The bubbles that fill the canvas carry common threads of family, love, connection to land, and the notion of home. There are paintings of Banff and the surrounding nature, but also of the residents’ various heritage. A Nigerian flag hangs next to a Canadian one high above mountaintops. A famous gate from a resident’s hometown in India has a commanding presence. A big heart encompasses someone’s family.

All at once, this collective work of art depicts the incredible wealth of cultures that coexist within the Bow Valley and at the same the universal values we all keep close and dear. 

“I’ve never done a collaborative art piece before, and it was exciting to dream about how I was going to invite the community to collaborate while still honouring my style as an artist. It was a great exercise in making art but also in community engagement,” says Steph.

Her day job as an arts educator and youth program facilitator for the Town of Banff has prepared her well for the endeavour. “Honouring a child’s voice is a big part of my teaching practice so that was an interesting muscle to flex during this project.”

Steph was encouraged to see that many of the kids and families who participated were engaging in this type of programming for the very first time.

“I know lots of kids in town, and I haven’t met many of the kids and families who came out for this! It was awesome to see them connecting with each other because maybe they’re not attending other programs that are happening in town so having a space for them to connect with other kids, and have parents meet other adults; it was amazing how much ‘people meeting people’ was happening around this project.”

“We brought it to peoples’ home to create a more comfortable environment for them,” she continues. “As the pandemic eased off, I noticed that people were struggling to engage with the community while slowly emerging from this time of isolation. The natural flow of meeting people, making friends, being part of your town may not have been something that they were doing for the last two, three years.”

“I was really proud of the people who were willing to get out of their comfort zone, who at first had said, ‘oh, I don’t paint, or ‘I’m really not an artist’ – it didn’t take much of a push for them to not only get into it but to spend a lot of time there and really try to create something beautiful. I was so proud of how brave everyone was being.” 

The residents were asked whether their participation in the project made them feel more connected to their community and the overwhelming response was ‘yes’.

“It’s fun to immortalize culture, however silly, forever,” wrote one resident. Another shared her appreciation for having an opportunity to participate in something the whole community contributes to, and to exercise rarely used artistic skills.

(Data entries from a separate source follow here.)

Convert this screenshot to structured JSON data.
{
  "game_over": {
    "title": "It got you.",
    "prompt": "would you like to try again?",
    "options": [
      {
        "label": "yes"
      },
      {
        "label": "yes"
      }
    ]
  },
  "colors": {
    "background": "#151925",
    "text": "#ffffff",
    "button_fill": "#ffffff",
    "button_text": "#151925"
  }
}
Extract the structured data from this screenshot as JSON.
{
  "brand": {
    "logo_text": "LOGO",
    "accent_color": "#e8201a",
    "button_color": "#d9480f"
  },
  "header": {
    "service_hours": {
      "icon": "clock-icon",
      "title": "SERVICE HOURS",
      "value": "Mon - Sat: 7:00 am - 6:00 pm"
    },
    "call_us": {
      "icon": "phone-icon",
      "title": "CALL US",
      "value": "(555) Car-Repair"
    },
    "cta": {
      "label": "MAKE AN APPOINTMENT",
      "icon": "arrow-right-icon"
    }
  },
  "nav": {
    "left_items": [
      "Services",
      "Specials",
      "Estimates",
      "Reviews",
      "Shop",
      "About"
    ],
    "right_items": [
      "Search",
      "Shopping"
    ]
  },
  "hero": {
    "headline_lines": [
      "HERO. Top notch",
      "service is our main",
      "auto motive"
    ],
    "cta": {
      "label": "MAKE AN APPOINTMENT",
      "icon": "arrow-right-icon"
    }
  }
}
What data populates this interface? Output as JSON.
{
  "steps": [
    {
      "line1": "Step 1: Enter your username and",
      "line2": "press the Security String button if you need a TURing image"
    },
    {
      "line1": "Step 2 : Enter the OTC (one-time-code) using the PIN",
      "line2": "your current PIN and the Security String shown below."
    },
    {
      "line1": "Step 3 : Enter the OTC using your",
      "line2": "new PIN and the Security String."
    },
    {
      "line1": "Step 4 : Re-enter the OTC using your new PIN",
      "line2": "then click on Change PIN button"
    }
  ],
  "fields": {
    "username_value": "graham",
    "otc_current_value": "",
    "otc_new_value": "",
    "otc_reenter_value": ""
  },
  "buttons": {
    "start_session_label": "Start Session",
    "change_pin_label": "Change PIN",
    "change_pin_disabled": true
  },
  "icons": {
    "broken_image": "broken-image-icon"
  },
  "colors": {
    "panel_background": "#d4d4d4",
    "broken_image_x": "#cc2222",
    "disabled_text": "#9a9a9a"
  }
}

The finished canvas will hang in the same lobby where it was created, so the residents can walk by it every day and be reminded of the strength of their community and the connection to their neighbour. Similarly, YWCA’s painting hangs in one of the residential buildings onsite, and the picnic table in Valleyview will be part of the neighborhood’s daily life for years to come.

When you bring individuals together to create something they are all proud of, you unearth deep connections that run within each community. And after all, isn’t this what the role of the arts is all about? Bringing people together to build vibrant, rich communities where everyone appreciates creativity as a vital part of their daily lives.

See more photographs from this project!

YWCA Banff art project
Valleyview picnic table project
Ti'nu art project

This project was generously supported by

If you are interested in hosting a community art project in Banff, please contact Jill Harrison at [email protected]